== Work order ==
Exclude images and print all the records verbatim.

== Entries provided ==
- - - - - - -
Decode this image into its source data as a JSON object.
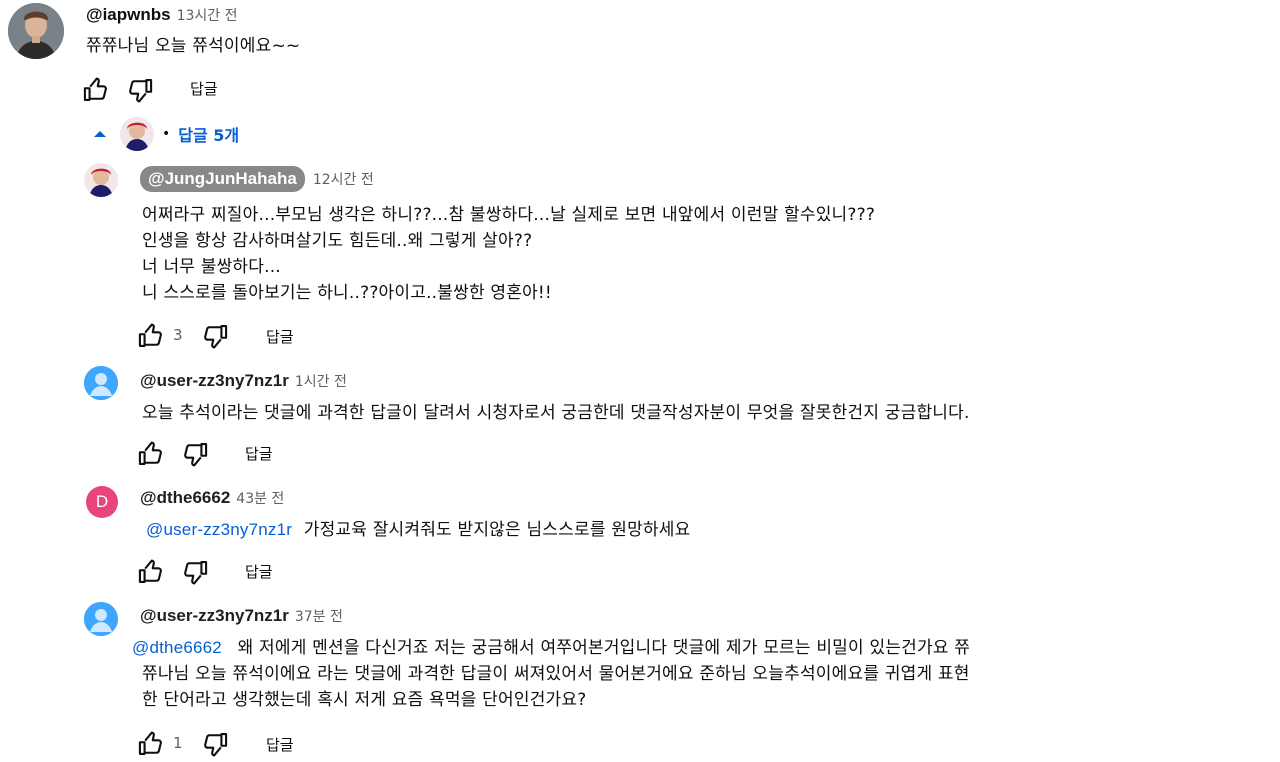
{
  "comment": {
    "handle": "@iapwnbs",
    "time": "13시간 전",
    "text": "쮸쮸나님 오늘 쮸석이에요~~",
    "reply_label": "답글"
  },
  "replies_toggle": {
    "dot": "•",
    "label": "답글 5개"
  },
  "replies": [
    {
      "handle": "@JungJunHahaha",
      "time": "12시간 전",
      "lines": [
        "어쩌라구 찌질아...부모님 생각은 하니??...참 불쌍하다...날 실제로 보면 내앞에서 이런말 할수있니???",
        "인생을 항상 감사하며살기도 힘든데..왜 그렇게 살아??",
        "너 너무 불쌍하다...",
        "니 스스로를 돌아보기는 하니..??아이고..불쌍한 영혼아!!"
      ],
      "likes": "3",
      "reply_label": "답글"
    },
    {
      "handle": "@user-zz3ny7nz1r",
      "time": "1시간 전",
      "lines": [
        "오늘 추석이라는 댓글에 과격한 답글이 달려서 시청자로서 궁금한데 댓글작성자분이 무엇을 잘못한건지 궁금합니다."
      ],
      "reply_label": "답글"
    },
    {
      "avatar_letter": "D",
      "handle": "@dthe6662",
      "time": "43분 전",
      "mention": "@user-zz3ny7nz1r",
      "text": "가정교육 잘시켜줘도 받지않은 님스스로를 원망하세요",
      "reply_label": "답글"
    },
    {
      "handle": "@user-zz3ny7nz1r",
      "time": "37분 전",
      "mention": "@dthe6662",
      "line1": "왜 저에게 멘션을 다신거죠 저는 궁금해서 여쭈어본거입니다 댓글에 제가 모르는 비밀이 있는건가요 쮸",
      "line2": "쮸나님 오늘 쮸석이에요 라는 댓글에 과격한 답글이 써져있어서 물어본거에요 준하님 오늘추석이에요를 귀엽게 표현",
      "line3": "한 단어라고 생각했는데 혹시 저게 요즘 욕먹을 단어인건가요?",
      "likes": "1",
      "reply_label": "답글"
    }
  ],
  "colors": {
    "link": "#065fd4",
    "letter_avatar": "#e8457c",
    "default_avatar": "#3ea6ff"
  }
}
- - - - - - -
== Finished exercise ==
Decode this image into its source data as a JSON object.
{
  "comment": {
    "handle": "@iapwnbs",
    "time": "13시간 전",
    "text": "쮸쮸나님 오늘 쮸석이에요~~",
    "reply_label": "답글"
  },
  "replies_toggle": {
    "dot": "•",
    "label": "답글 5개"
  },
  "replies": [
    {
      "handle": "@JungJunHahaha",
      "time": "12시간 전",
      "lines": [
        "어쩌라구 찌질아...부모님 생각은 하니??...참 불쌍하다...날 실제로 보면 내앞에서 이런말 할수있니???",
        "인생을 항상 감사하며살기도 힘든데..왜 그렇게 살아??",
        "너 너무 불쌍하다...",
        "니 스스로를 돌아보기는 하니..??아이고..불쌍한 영혼아!!"
      ],
      "likes": "3",
      "reply_label": "답글"
    },
    {
      "handle": "@user-zz3ny7nz1r",
      "time": "1시간 전",
      "lines": [
        "오늘 추석이라는 댓글에 과격한 답글이 달려서 시청자로서 궁금한데 댓글작성자분이 무엇을 잘못한건지 궁금합니다."
      ],
      "reply_label": "답글"
    },
    {
      "avatar_letter": "D",
      "handle": "@dthe6662",
      "time": "43분 전",
      "mention": "@user-zz3ny7nz1r",
      "text": "가정교육 잘시켜줘도 받지않은 님스스로를 원망하세요",
      "reply_label": "답글"
    },
    {
      "handle": "@user-zz3ny7nz1r",
      "time": "37분 전",
      "mention": "@dthe6662",
      "line1": "왜 저에게 멘션을 다신거죠 저는 궁금해서 여쭈어본거입니다 댓글에 제가 모르는 비밀이 있는건가요 쮸",
      "line2": "쮸나님 오늘 쮸석이에요 라는 댓글에 과격한 답글이 써져있어서 물어본거에요 준하님 오늘추석이에요를 귀엽게 표현",
      "line3": "한 단어라고 생각했는데 혹시 저게 요즘 욕먹을 단어인건가요?",
      "likes": "1",
      "reply_label": "답글"
    }
  ],
  "colors": {
    "link": "#065fd4",
    "letter_avatar": "#e8457c",
    "default_avatar": "#3ea6ff"
  }
}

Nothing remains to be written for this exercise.